Reindeer herding was defined as a man’s job and the reindeer-herding Sami woman’s rights were based on her husband’s status, including whether he was defined as a Sami or not. The woman’s legal status was thus dependent on the man’s, a system that persisted until 1971 when the concession herding system was introduced.
One example described by Lundmark is found in 1909 report on the Sami schools where reindeer herding is considered incompatible with civilisation. The special education system for certain Sami, the Sami schools, were intended for the children of the nomadic mountain Sami. Wooden Lapp cots were built where the children lived and were taught. This effectively separated the children of the mountain Sami from those of the forest Sami. The State regarded the forest Sami as corrupted nomads, since their way of life was not considered to be as genuinely Sami as that of the mountain Sami. The children of the forest Sami and other domiciled Sami had to attend the same schools as the Swedish children. The level of teaching in the nomad schools was not the same as for Swedish children, but the teaching hours were shorter and the competence requirements for the teachers were lower.

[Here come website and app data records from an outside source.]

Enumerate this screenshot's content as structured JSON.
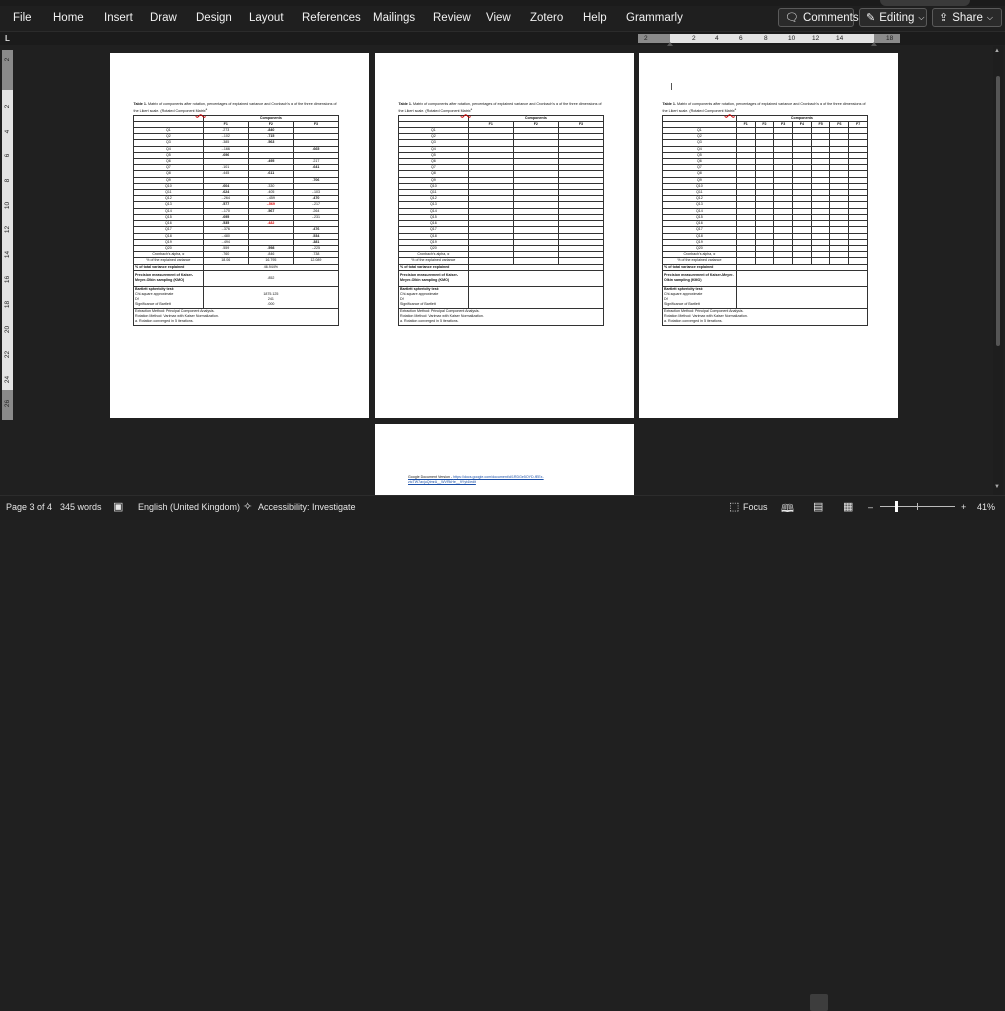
{
  "ribbon": {
    "tabs": [
      "File",
      "Home",
      "Insert",
      "Draw",
      "Design",
      "Layout",
      "References",
      "Mailings",
      "Review",
      "View",
      "Zotero",
      "Help",
      "Grammarly"
    ],
    "comments_label": "Comments",
    "editing_label": "Editing",
    "share_label": "Share"
  },
  "ruler": {
    "corner": "L",
    "h_numbers": [
      "2",
      "2",
      "4",
      "6",
      "8",
      "10",
      "12",
      "14",
      "18"
    ],
    "v_numbers": [
      "2",
      "2",
      "4",
      "6",
      "8",
      "10",
      "12",
      "14",
      "16",
      "18",
      "20",
      "22",
      "24",
      "26"
    ]
  },
  "document": {
    "caption_bold": "Table 1.",
    "caption_rest": " Matrix of components after rotation, percentages of explained variance and Cronbach's α of the three dimensions of the Likert scale. (Rotated Component ",
    "caption_tail": "Matrix",
    "caption_end": "a",
    "components_header": "Components",
    "columns_3": [
      "F1",
      "F2",
      "F3"
    ],
    "columns_7": [
      "F1",
      "F2",
      "F3",
      "F4",
      "F5",
      "F6",
      "F7"
    ],
    "rows": [
      {
        "label": "Q1",
        "f1": ".273",
        "f2": ".840",
        "f3": "",
        "f2b": true
      },
      {
        "label": "Q2",
        "f1": "-.102",
        "f2": ".715",
        "f3": "",
        "f2b": true
      },
      {
        "label": "Q3",
        "f1": ".385",
        "f2": ".563",
        "f3": "",
        "f2b": true
      },
      {
        "label": "Q4",
        "f1": "-.166",
        "f2": "",
        "f3": ".665",
        "f3b": true
      },
      {
        "label": "Q5",
        "f1": ".696",
        "f2": "",
        "f3": "",
        "f1b": true
      },
      {
        "label": "Q6",
        "f1": "",
        "f2": ".495",
        "f3": ".217",
        "f2b": true
      },
      {
        "label": "Q7",
        "f1": ".101",
        "f2": "",
        "f3": ".641",
        "f3b": true
      },
      {
        "label": "Q8",
        "f1": ".445",
        "f2": ".611",
        "f3": "",
        "f2b": true
      },
      {
        "label": "Q9",
        "f1": "",
        "f2": "",
        "f3": ".706",
        "f3b": true
      },
      {
        "label": "Q10",
        "f1": ".604",
        "f2": ".330",
        "f3": "",
        "f1b": true
      },
      {
        "label": "Q11",
        "f1": ".624",
        "f2": ".405",
        "f3": "-.103",
        "f1b": true
      },
      {
        "label": "Q12",
        "f1": "-.264",
        "f2": "-.459",
        "f3": ".470",
        "f3b": true
      },
      {
        "label": "Q13",
        "f1": ".577",
        "f2": "-.569",
        "f3": "-.217",
        "f1b": true,
        "f2red": true
      },
      {
        "label": "Q14",
        "f1": "-.170",
        "f2": ".567",
        "f3": ".264",
        "f2b": true
      },
      {
        "label": "Q15",
        "f1": ".695",
        "f2": "",
        "f3": "-.231",
        "f1b": true
      },
      {
        "label": "Q16",
        "f1": ".535",
        "f2": ".482",
        "f3": "",
        "f1b": true,
        "f2red": true
      },
      {
        "label": "Q17",
        "f1": "-.376",
        "f2": "",
        "f3": ".476",
        "f3b": true
      },
      {
        "label": "Q18",
        "f1": "-.480",
        "f2": "",
        "f3": ".534",
        "f3b": true
      },
      {
        "label": "Q19",
        "f1": "-.494",
        "f2": "",
        "f3": ".381",
        "f3b": true
      },
      {
        "label": "Q20",
        "f1": ".559",
        "f2": ".598",
        "f3": "-.225",
        "f2b": true
      }
    ],
    "cronbach": {
      "label": "Cronbach's alpha, α",
      "f1": ".760",
      "f2": ".846",
      "f3": ".738"
    },
    "pct_variance": {
      "label": "% of the explained variance",
      "f1": "18.06",
      "f2": "16.795",
      "f3": "12.089"
    },
    "pct_total": {
      "label": "% of total variance explained",
      "value": "46.944%"
    },
    "kmo": {
      "label": "Precision measurement of Kaiser-Meyer-Olkin sampling (KMO)",
      "value": ".852"
    },
    "bartlett": {
      "label": "Bartlett sphericity test:",
      "lines": [
        "Chi-square approximate",
        "Df",
        "Significance of Bartlett"
      ],
      "values": [
        "1875.125",
        "241",
        ".000"
      ]
    },
    "notes": [
      "Extraction Method: Principal Component Analysis.",
      "Rotation Method: Varimax with Kaiser Normalization.",
      "a. Rotation converged in 5 iterations."
    ],
    "footer_line1_prefix": "Google Document Version - ",
    "footer_link": "https://docs.google.com/document/d/1RDGe5OYD-fEEx-",
    "footer_line2": "ztcTW7avjuQtmrA__WVRkHe__9Yyt4/edit"
  },
  "status": {
    "page": "Page 3 of 4",
    "words": "345 words",
    "language": "English (United Kingdom)",
    "accessibility": "Accessibility: Investigate",
    "focus": "Focus",
    "zoom": "41%"
  },
  "colors": {
    "accent_red": "#d00000",
    "link_blue": "#1a4fa8",
    "ribbon_bg": "#1f1f1f",
    "canvas_bg": "#202020"
  },
  "icons": [
    "comment-icon",
    "pencil-icon",
    "share-icon",
    "proofing-icon",
    "accessibility-icon",
    "focus-icon",
    "read-mode-icon",
    "print-layout-icon",
    "web-layout-icon"
  ]
}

Mother tongue teaching
The Sami feel that the local authorities do not take the Sami right to mother tongue teaching seriously, even to the point of openly opposing it. It is evident that a child’s possibilities for receiving mother tongue teaching are in many cases dependent on the parents’ involvement and knowledge of Sami linguistic rights.
The assimilation and education policy have put the Sami languages under threat. The South and Lule Sami risk extinction and the North Sami language is in a precarious situation. It is therefore crucial for the Sami languages that the language shift ceases and that the Sami languages are preserved and developed. The lack of teachers in the Sami languages is a major structural problem that must be resolved in order to secure their linguistic survival and development.